[Dataset rows describing interfaces]
== == ==

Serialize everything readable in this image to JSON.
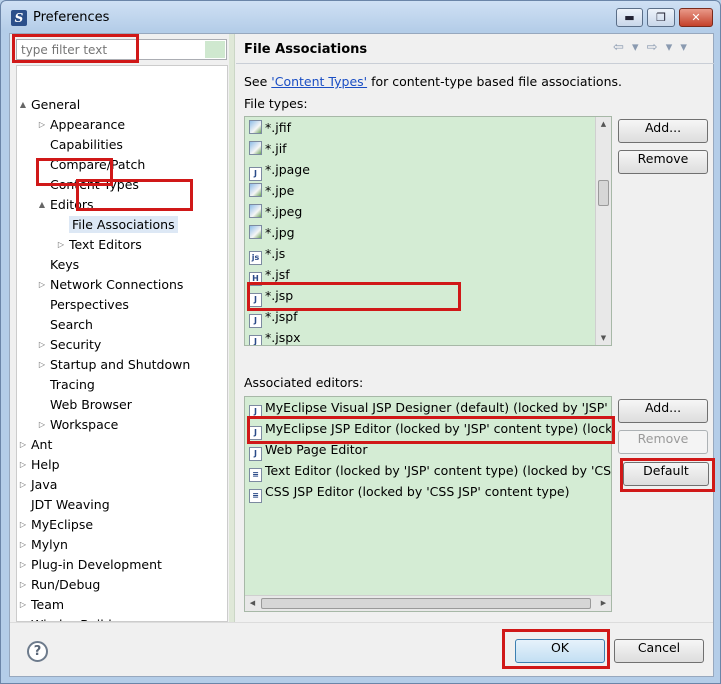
{
  "window": {
    "title": "Preferences",
    "minimize": "▬",
    "maximize": "❐",
    "close": "✕"
  },
  "filter": {
    "placeholder": "type filter text"
  },
  "tree": [
    {
      "label": "General",
      "level": 0,
      "twisty": "▲"
    },
    {
      "label": "Appearance",
      "level": 1,
      "twisty": "▷"
    },
    {
      "label": "Capabilities",
      "level": 1,
      "twisty": ""
    },
    {
      "label": "Compare/Patch",
      "level": 1,
      "twisty": ""
    },
    {
      "label": "Content Types",
      "level": 1,
      "twisty": ""
    },
    {
      "label": "Editors",
      "level": 1,
      "twisty": "▲"
    },
    {
      "label": "File Associations",
      "level": 2,
      "twisty": "",
      "selected": true
    },
    {
      "label": "Text Editors",
      "level": 2,
      "twisty": "▷"
    },
    {
      "label": "Keys",
      "level": 1,
      "twisty": ""
    },
    {
      "label": "Network Connections",
      "level": 1,
      "twisty": "▷"
    },
    {
      "label": "Perspectives",
      "level": 1,
      "twisty": ""
    },
    {
      "label": "Search",
      "level": 1,
      "twisty": ""
    },
    {
      "label": "Security",
      "level": 1,
      "twisty": "▷"
    },
    {
      "label": "Startup and Shutdown",
      "level": 1,
      "twisty": "▷"
    },
    {
      "label": "Tracing",
      "level": 1,
      "twisty": ""
    },
    {
      "label": "Web Browser",
      "level": 1,
      "twisty": ""
    },
    {
      "label": "Workspace",
      "level": 1,
      "twisty": "▷"
    },
    {
      "label": "Ant",
      "level": 0,
      "twisty": "▷"
    },
    {
      "label": "Help",
      "level": 0,
      "twisty": "▷"
    },
    {
      "label": "Java",
      "level": 0,
      "twisty": "▷"
    },
    {
      "label": "JDT Weaving",
      "level": 0,
      "twisty": ""
    },
    {
      "label": "MyEclipse",
      "level": 0,
      "twisty": "▷"
    },
    {
      "label": "Mylyn",
      "level": 0,
      "twisty": "▷"
    },
    {
      "label": "Plug-in Development",
      "level": 0,
      "twisty": "▷"
    },
    {
      "label": "Run/Debug",
      "level": 0,
      "twisty": "▷"
    },
    {
      "label": "Team",
      "level": 0,
      "twisty": "▷"
    },
    {
      "label": "WindowBuilder",
      "level": 0,
      "twisty": "▷"
    }
  ],
  "page": {
    "title": "File Associations",
    "nav": "⇦ ▾ ⇨ ▾ ▾",
    "see_prefix": "See ",
    "see_link": "'Content Types'",
    "see_suffix": " for content-type based file associations.",
    "file_types_label": "File types:",
    "associated_label": "Associated editors:"
  },
  "file_types": [
    {
      "name": "*.jfif",
      "icon": "img"
    },
    {
      "name": "*.jif",
      "icon": "img"
    },
    {
      "name": "*.jpage",
      "icon": "J"
    },
    {
      "name": "*.jpe",
      "icon": "img"
    },
    {
      "name": "*.jpeg",
      "icon": "img"
    },
    {
      "name": "*.jpg",
      "icon": "img"
    },
    {
      "name": "*.js",
      "icon": "js"
    },
    {
      "name": "*.jsf",
      "icon": "H"
    },
    {
      "name": "*.jsp",
      "icon": "J"
    },
    {
      "name": "*.jspf",
      "icon": "J"
    },
    {
      "name": "*.jspx",
      "icon": "J"
    }
  ],
  "editors": [
    {
      "name": "MyEclipse Visual JSP Designer (default) (locked by 'JSP' con",
      "icon": "J"
    },
    {
      "name": "MyEclipse JSP Editor (locked by 'JSP' content type) (locked",
      "icon": "J"
    },
    {
      "name": "Web Page Editor",
      "icon": "J"
    },
    {
      "name": "Text Editor (locked by 'JSP' content type) (locked by 'CSS JS",
      "icon": "≡"
    },
    {
      "name": "CSS JSP Editor (locked by 'CSS JSP' content type)",
      "icon": "≡"
    }
  ],
  "buttons": {
    "add_type": "Add...",
    "remove_type": "Remove",
    "add_editor": "Add...",
    "remove_editor": "Remove",
    "default_editor": "Default",
    "ok": "OK",
    "cancel": "Cancel",
    "help": "?"
  },
  "colors": {
    "highlight": "#d01818",
    "list_bg": "#d4ecd4",
    "link": "#1a4ec4"
  }
}
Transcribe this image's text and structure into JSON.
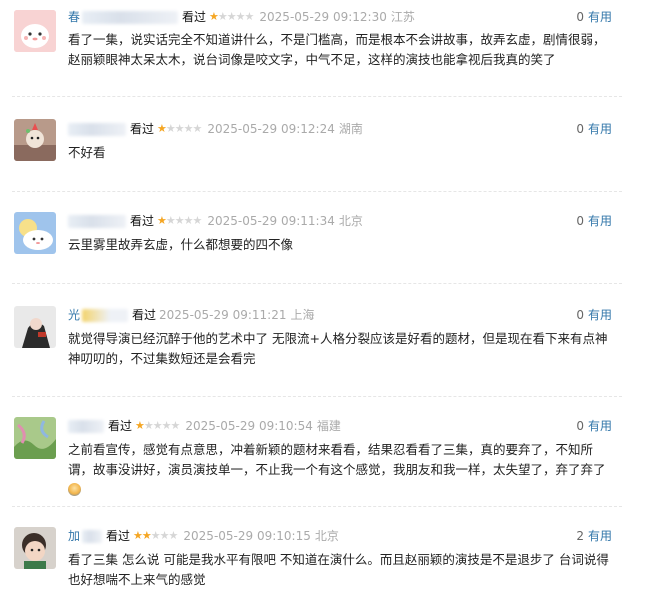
{
  "reviews": [
    {
      "name_visible": "春",
      "watched_label": "看过",
      "rating": 1,
      "time": "2025-05-29 09:12:30",
      "location": "江苏",
      "useful_count": "0",
      "useful_label": "有用",
      "content": "看了一集，说实话完全不知道讲什么，不是门槛高，而是根本不会讲故事，故弄玄虚，剧情很弱，赵丽颖眼神太呆太木，说台词像是咬文字，中气不足，这样的演技也能拿视后我真的笑了"
    },
    {
      "name_visible": "",
      "watched_label": "看过",
      "rating": 1,
      "time": "2025-05-29 09:12:24",
      "location": "湖南",
      "useful_count": "0",
      "useful_label": "有用",
      "content": "不好看"
    },
    {
      "name_visible": "",
      "watched_label": "看过",
      "rating": 1,
      "time": "2025-05-29 09:11:34",
      "location": "北京",
      "useful_count": "0",
      "useful_label": "有用",
      "content": "云里雾里故弄玄虚，什么都想要的四不像"
    },
    {
      "name_visible": "光",
      "watched_label": "看过",
      "rating": 0,
      "time": "2025-05-29 09:11:21",
      "location": "上海",
      "useful_count": "0",
      "useful_label": "有用",
      "content": "就觉得导演已经沉醉于他的艺术中了 无限流+人格分裂应该是好看的题材，但是现在看下来有点神神叨叨的，不过集数短还是会看完"
    },
    {
      "name_visible": "",
      "watched_label": "看过",
      "rating": 1,
      "time": "2025-05-29 09:10:54",
      "location": "福建",
      "useful_count": "0",
      "useful_label": "有用",
      "content": "之前看宣传，感觉有点意思，冲着新颖的题材来看看，结果忍看看了三集，真的要弃了，不知所谓，故事没讲好，演员演技单一，不止我一个有这个感觉，我朋友和我一样，太失望了，弃了弃了"
    },
    {
      "name_visible": "加",
      "watched_label": "看过",
      "rating": 2,
      "time": "2025-05-29 09:10:15",
      "location": "北京",
      "useful_count": "2",
      "useful_label": "有用",
      "content": "看了三集 怎么说 可能是我水平有限吧 不知道在演什么。而且赵丽颖的演技是不是退步了 台词说得也好想喘不上来气的感觉"
    }
  ],
  "colors": {
    "star_on": "#f5a623",
    "star_off": "#d6d6d6",
    "useful_link": "#3377aa",
    "meta_gray": "#aaaaaa"
  }
}
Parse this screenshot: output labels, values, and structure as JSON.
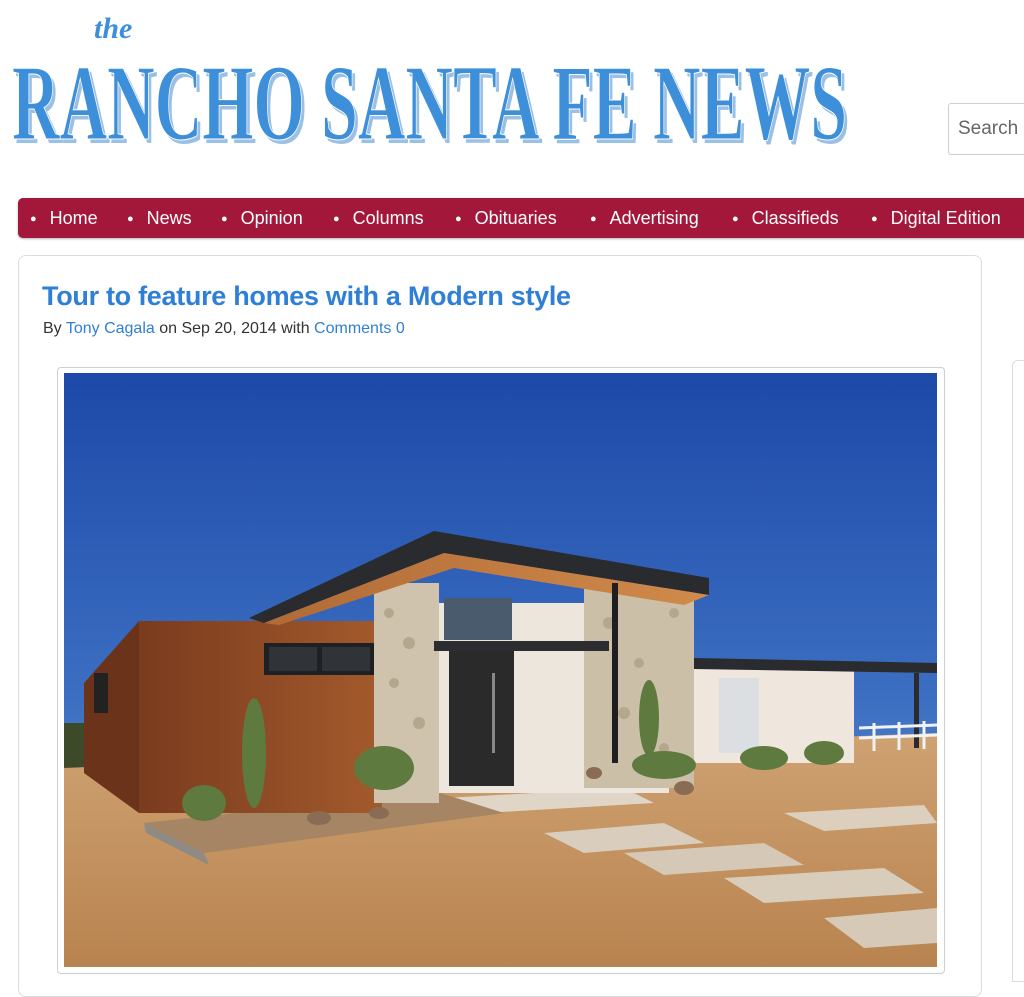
{
  "site": {
    "logo_small": "the",
    "logo_main": "RANCHO SANTA FE NEWS",
    "logo_color": "#3d8fd9"
  },
  "search": {
    "placeholder": "Search"
  },
  "nav": {
    "bg_color": "#a3173a",
    "items": [
      {
        "label": "Home"
      },
      {
        "label": "News"
      },
      {
        "label": "Opinion"
      },
      {
        "label": "Columns"
      },
      {
        "label": "Obituaries"
      },
      {
        "label": "Advertising"
      },
      {
        "label": "Classifieds"
      },
      {
        "label": "Digital Edition"
      }
    ]
  },
  "article": {
    "title": "Tour to feature homes with a Modern style",
    "byline_prefix": "By",
    "author": "Tony Cagala",
    "date_prefix": "on",
    "date": "Sep 20, 2014",
    "comments_prefix": "with",
    "comments_label": "Comments 0",
    "title_color": "#2f7fd6"
  },
  "icons": {
    "nav_bullet": "bullet-icon"
  }
}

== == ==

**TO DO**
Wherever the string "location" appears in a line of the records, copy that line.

**ANSWER FOR THE TASK**
      "location": "江苏",
      "location": "湖南",
      "location": "北京",
      "location": "上海",
      "location": "福建",
      "location": "北京",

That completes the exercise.